Car bombs kill 44, while militants from Islamic State killed at least 300 members of an Iraqi tribe in western Anbar province
Forty-four people were killed and 75 others injured after a series of car bombs struck the Iraqi capital of Baghdad on Sunday, BBC Arabic reported.
A number of those injured were Shia pilgrims visiting Iraq to mark the religious festival of Ashura.
In a separate incident, the Islamic State (IS) group carried out a wave of mass killings, officials said on Sunday, executing more than 300 members of an Iraqi tribe which took up arms against the jihadists.
Women and children were said to be among the scores of members of the Albu Nimr tribe executed over the past 10 days in western Iraq's Anbar province.
Reports of the killings came with Iraq on edge as hundreds of thousands of Shiites prepare to travel to the city of Karbala this week for their annual pilgrimage.
The executions in Anbar came after members of the Sunni Albu Nimr tribe took up arms against IS in the province, large parts of which have been overrun by the group.
Accounts varied as to the number of people killed and timings of the executions, but a statement from Iraq’s Ministry for Human Rights said IS had killed a total of 322 people from the Sunni tribe.
The killings are likely aimed at discouraging resistance from powerful local tribes in Anbar.
Pro-government forces have suffered a string of setbacks in Anbar in recent weeks.
That has prompted warnings that the province, which stretches from the borders with Jordan and Saudi Arabia to the western approach to Baghdad, could fall entirely.
Iraqi security forces, who wilted in the face of an IS offensive earlier this year, are fighting to take back territory seized by the jihadists in the country's Sunni Arab heartland.
IS has declared an Islamic "caliphate" in the territory under its control, imposed its harsh interpretation of sharia law and committed widespread atrocities.
Bomb blast targets Shiites
Like other Sunni extremist groups IS, who may have been behind the bomb blasts, considers Shiites to be heretics and frequently attacks them, posing a major threat to the Ashura religious commemorations, which peak on Tuesday.
The pilgrimage is a major test for a new government headed by Prime Minister Haidar al-Abadi and for Iraq's security forces.
On the Syria-Turkey border, some 150 Iraqi peshmerga fighters were meanwhile preparing to join fellow Kurds in the battle against IS for the town of Kobane, after crossing the frontier late on Friday.

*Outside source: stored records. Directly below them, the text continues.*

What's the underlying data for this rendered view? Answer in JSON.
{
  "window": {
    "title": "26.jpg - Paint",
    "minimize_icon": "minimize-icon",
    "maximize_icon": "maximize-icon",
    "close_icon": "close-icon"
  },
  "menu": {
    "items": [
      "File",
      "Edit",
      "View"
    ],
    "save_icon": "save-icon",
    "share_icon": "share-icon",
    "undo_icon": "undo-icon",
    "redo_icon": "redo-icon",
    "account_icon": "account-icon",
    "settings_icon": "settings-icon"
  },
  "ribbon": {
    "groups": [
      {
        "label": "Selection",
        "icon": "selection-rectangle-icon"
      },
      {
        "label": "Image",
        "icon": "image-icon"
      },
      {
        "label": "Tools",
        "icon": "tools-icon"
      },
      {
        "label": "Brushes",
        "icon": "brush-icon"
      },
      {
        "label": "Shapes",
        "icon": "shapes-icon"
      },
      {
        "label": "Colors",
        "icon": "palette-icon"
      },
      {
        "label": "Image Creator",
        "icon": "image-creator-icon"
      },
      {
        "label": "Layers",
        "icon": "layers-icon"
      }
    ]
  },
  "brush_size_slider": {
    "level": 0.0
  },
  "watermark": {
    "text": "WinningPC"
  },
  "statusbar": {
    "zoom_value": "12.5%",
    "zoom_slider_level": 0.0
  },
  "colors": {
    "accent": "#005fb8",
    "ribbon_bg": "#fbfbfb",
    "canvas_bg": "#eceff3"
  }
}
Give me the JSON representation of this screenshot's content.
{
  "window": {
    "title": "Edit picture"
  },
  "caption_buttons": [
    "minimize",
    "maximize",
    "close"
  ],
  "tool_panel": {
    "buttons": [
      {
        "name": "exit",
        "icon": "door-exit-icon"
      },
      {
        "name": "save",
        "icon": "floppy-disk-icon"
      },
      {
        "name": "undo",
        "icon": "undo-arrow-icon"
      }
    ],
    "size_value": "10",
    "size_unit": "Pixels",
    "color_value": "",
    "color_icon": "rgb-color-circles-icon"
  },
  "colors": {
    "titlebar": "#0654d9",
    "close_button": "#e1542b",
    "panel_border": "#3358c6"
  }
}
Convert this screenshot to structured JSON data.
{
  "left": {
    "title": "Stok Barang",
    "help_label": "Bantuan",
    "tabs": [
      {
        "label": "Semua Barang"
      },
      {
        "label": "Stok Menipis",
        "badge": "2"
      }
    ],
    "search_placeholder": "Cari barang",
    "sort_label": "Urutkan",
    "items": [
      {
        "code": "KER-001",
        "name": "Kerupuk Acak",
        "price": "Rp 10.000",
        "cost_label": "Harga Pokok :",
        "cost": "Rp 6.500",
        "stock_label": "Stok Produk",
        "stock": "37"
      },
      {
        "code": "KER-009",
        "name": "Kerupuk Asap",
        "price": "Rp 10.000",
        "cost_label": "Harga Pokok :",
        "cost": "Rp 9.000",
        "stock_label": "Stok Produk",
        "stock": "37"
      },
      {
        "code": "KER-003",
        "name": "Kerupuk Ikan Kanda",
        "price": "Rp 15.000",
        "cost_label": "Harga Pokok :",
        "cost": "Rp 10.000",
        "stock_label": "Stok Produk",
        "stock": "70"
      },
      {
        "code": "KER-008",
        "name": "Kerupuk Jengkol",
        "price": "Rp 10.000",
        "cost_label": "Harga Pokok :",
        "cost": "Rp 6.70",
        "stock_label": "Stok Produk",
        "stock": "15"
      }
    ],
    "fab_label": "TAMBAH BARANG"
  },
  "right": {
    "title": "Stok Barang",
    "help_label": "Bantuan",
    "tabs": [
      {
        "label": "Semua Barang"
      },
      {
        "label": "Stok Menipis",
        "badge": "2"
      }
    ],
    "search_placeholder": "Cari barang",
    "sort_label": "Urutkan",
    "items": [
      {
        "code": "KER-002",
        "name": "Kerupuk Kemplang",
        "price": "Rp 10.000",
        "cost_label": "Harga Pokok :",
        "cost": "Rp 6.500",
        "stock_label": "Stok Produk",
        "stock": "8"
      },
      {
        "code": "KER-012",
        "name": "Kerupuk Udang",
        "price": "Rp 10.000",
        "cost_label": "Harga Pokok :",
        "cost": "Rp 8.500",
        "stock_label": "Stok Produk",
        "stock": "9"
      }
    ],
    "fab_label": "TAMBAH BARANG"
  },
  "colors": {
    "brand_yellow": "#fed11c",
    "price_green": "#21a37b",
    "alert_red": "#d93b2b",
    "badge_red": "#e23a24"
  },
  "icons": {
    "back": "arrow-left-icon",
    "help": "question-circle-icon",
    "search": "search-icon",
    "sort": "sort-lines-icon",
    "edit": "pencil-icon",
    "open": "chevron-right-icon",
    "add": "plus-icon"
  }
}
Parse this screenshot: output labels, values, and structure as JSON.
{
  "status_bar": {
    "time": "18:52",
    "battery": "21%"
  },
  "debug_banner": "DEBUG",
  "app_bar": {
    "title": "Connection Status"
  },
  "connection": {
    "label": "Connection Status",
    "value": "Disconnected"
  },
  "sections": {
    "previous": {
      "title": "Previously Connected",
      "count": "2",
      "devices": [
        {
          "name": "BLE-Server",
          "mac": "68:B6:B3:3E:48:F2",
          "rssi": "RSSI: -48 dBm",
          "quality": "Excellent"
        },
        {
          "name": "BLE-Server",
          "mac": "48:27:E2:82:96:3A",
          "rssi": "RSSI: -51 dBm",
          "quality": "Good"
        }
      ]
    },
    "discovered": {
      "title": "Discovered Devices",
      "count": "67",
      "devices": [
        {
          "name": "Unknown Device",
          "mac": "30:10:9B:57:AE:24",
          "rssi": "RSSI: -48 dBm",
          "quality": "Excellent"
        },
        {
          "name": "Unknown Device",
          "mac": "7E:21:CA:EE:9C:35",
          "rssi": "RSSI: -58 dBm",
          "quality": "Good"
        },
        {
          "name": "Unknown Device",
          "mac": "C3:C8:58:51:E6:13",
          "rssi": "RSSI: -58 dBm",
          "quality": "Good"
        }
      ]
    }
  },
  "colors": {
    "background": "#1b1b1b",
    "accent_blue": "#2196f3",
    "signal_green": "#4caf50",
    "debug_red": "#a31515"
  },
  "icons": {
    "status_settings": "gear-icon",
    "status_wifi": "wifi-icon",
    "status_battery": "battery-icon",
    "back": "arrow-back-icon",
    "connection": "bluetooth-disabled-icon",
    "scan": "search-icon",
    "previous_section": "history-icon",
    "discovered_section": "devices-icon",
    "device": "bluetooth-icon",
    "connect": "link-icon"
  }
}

Syrian Kurdish militia have been holding off an IS offensive on Kobane for more than six weeks and the town has become a crucial symbol in the fight against the jihadists.
The Syrian Observatory for Human Rights, a Britain-based monitor, said clashes were taking place in the south of the town and Kurdish fighters were shelling IS positions to its east.
The US-led coalition that has launched air raids against IS in Syria and Iraq carried out at least three strikes near Kobane early Sunday, said the Observatory, which relies on a wide network of sources inside the country.
At least 11 jihadists were killed in air strikes and fighting on Saturday, it said.
Heritage sites destroyed
UNESCO chief Irina Bokova on Sunday slammed the "barbaric" destruction of Iraq's cultural heritage, as militants from the Islamic State group destroy age-old sites in areas they control.
Iraq has "thousands of temples, of buildings, of archaeological sites, of objects, that represent a treasure for (all) humanity," Bokova said during a visit to Baghdad.
"We cannot agree that this treasure, that this legacy of human civilisation, is being destroyed in the most barbaric matter," she said.
"We have to act, we don't have time to lose, because extremists are trying to erase the identity, because they know that if there is no identity, there is no memory, there is no history, and we think this is appalling and this is not acceptable."
The Islamic State jihadist group spearheaded a sweeping militant offensive that has overrun much of the country, and has proceeded to destroy sites it considers idolatrous or heretical.
The extremist group has destroyed shrines, churches and precious manuscripts in Mosul, Tikrit and other areas of Iraq it controls and excavated sites to sell objects abroad, in what Bokova has previously described as "cultural cleansing".